LEFT THY FIRST LOVE!
William Andrew Dillard
Parson to Person
The church of the Living God at Ephesus played a prominent part in the initial spread of Christianity as well as in the makeup of the New Testament. The book that bears its name features some of the best loved verses in the Bible.
The church was born in an idol worshipping city, creating significant, violent protests, yet it was a tremendous work of the Apostle Paul, who went out of his way to pay it one last visit near the end of his free ministry. It was also home to the ministry of Aquila and Priscilla, and a preaching station of glib Apollos.
It was this writer’s delight to visit the ruins of the ancient city which still bears ample evidence of its early prominence, including remains of winding streets, shops, libraries, homes, and huge storage facilities of grain. There are also remains of city laws engraved in stone in prominent places. Indeed the ancient amphitheater that hosted a protest crowd of some 50,000 in the days of Paul is there together with remains of an ancient church house and deep water baptistery. There are also prominent brothels, speaking to the sensuality of the idol worship so prominent, water cooled houses, epicurean regurgitation stations, and other indicators of material excesses of the day.

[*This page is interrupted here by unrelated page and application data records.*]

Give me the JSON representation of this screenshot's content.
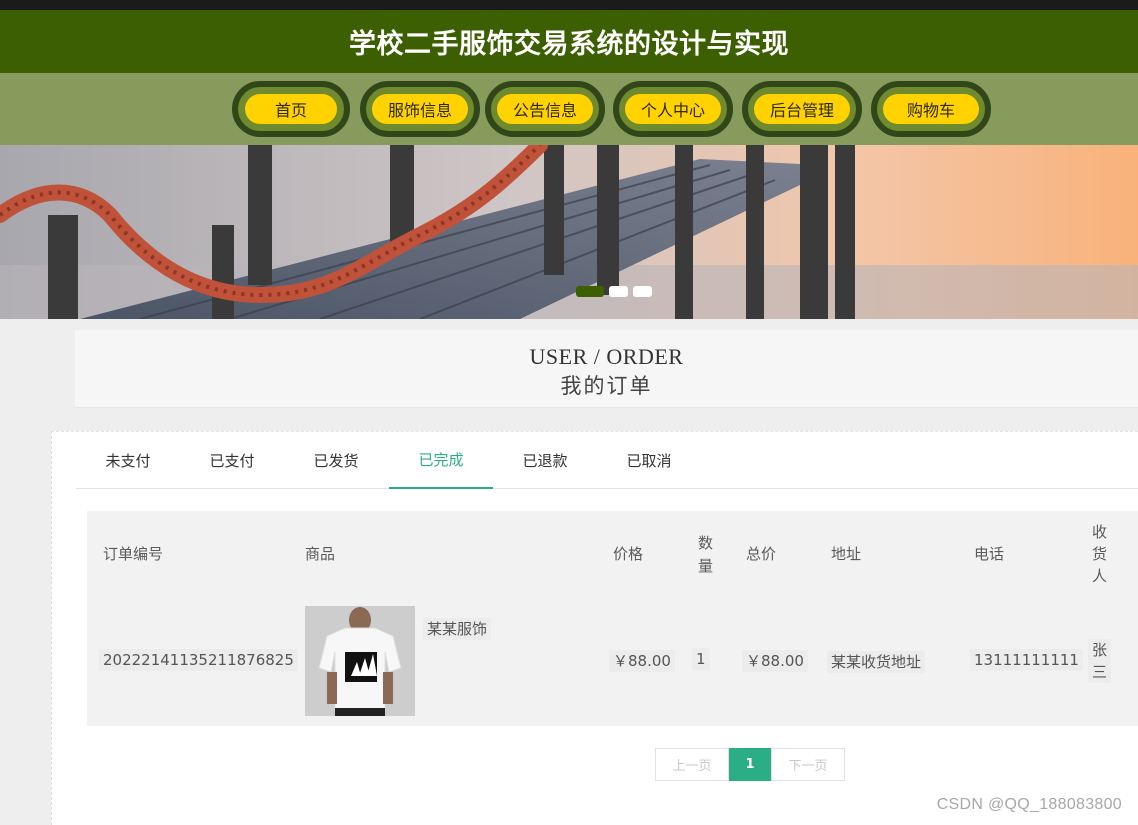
{
  "header": {
    "title": "学校二手服饰交易系统的设计与实现"
  },
  "nav": [
    "首页",
    "服饰信息",
    "公告信息",
    "个人中心",
    "后台管理",
    "购物车"
  ],
  "banner": {
    "dots": [
      {
        "active": true
      },
      {
        "active": false
      },
      {
        "active": false
      }
    ]
  },
  "section": {
    "en": "USER / ORDER",
    "cn": "我的订单"
  },
  "tabs": {
    "items": [
      "未支付",
      "已支付",
      "已发货",
      "已完成",
      "已退款",
      "已取消"
    ],
    "active": "已完成"
  },
  "table": {
    "headers": {
      "order_no": "订单编号",
      "product": "商品",
      "price": "价格",
      "qty_a": "数",
      "qty_b": "量",
      "total": "总价",
      "address": "地址",
      "phone": "电话",
      "rcv_a": "收",
      "rcv_b": "货",
      "rcv_c": "人"
    },
    "row": {
      "order_no": "20222141135211876825",
      "product_name": "某某服饰",
      "price": "￥88.00",
      "qty": "1",
      "total": "￥88.00",
      "address": "某某收货地址",
      "phone": "13111111111",
      "receiver_a": "张",
      "receiver_b": "三"
    }
  },
  "pagination": {
    "prev": "上一页",
    "current": "1",
    "next": "下一页"
  },
  "watermark": "CSDN @QQ_188083800",
  "colors": {
    "header": "#3c5f02",
    "nav_pill": "#ffd200",
    "accent": "#2bad86"
  }
}
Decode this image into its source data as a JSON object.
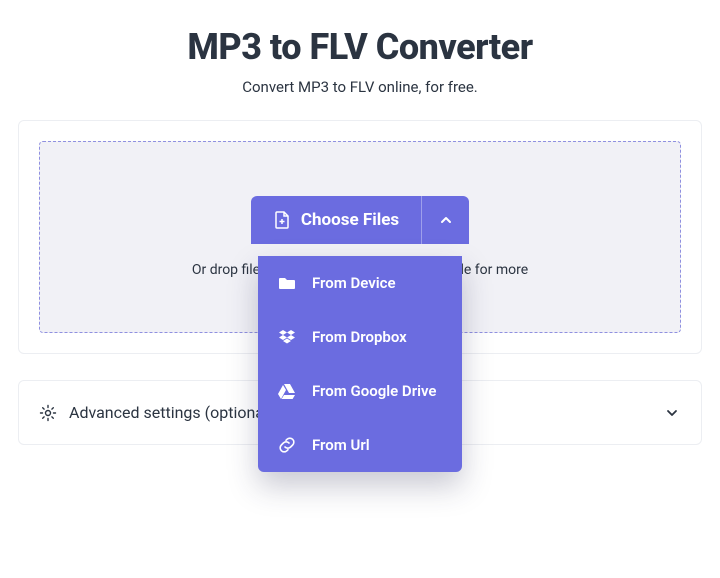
{
  "header": {
    "title": "MP3 to FLV Converter",
    "subtitle": "Convert MP3 to FLV online, for free."
  },
  "upload": {
    "choose_label": "Choose Files",
    "drop_hint": "Or drop files here. Max file size 1GB. Upgrade for more",
    "menu": {
      "items": [
        {
          "icon": "folder-icon",
          "label": "From Device"
        },
        {
          "icon": "dropbox-icon",
          "label": "From Dropbox"
        },
        {
          "icon": "google-drive-icon",
          "label": "From Google Drive"
        },
        {
          "icon": "link-icon",
          "label": "From Url"
        }
      ]
    }
  },
  "advanced": {
    "label": "Advanced settings (optional)"
  },
  "colors": {
    "accent": "#6b6ce0",
    "dropzone_bg": "#f1f1f6",
    "text": "#2b3441"
  }
}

Again, the church is directly addressed in Revelation chapter two. The underscored criticism of it is that they had left their first love. Commentators, and other theologians have conjectured just what that means, and often skewed it to their own thinking more than to contextual evidence.
It is abundantly clear that the church, and indeed the entire city suffered from devastation of disease and earthquakes, yet the ruins of what once was remains. Evidence abounds that what happened to the church at Ephesus is what continues to happen to churches throughout the age: they left their first love, and their candlestick was removed, even though they may have continued to operate religiously for a time. What is that first love? The same that we all have. It is love for the God of the Word, of whom we want to know more from our spiritual birth onward. Carnality often deals that a mortal blow. Do you love the Word more than this material world? How much time do you spend with it?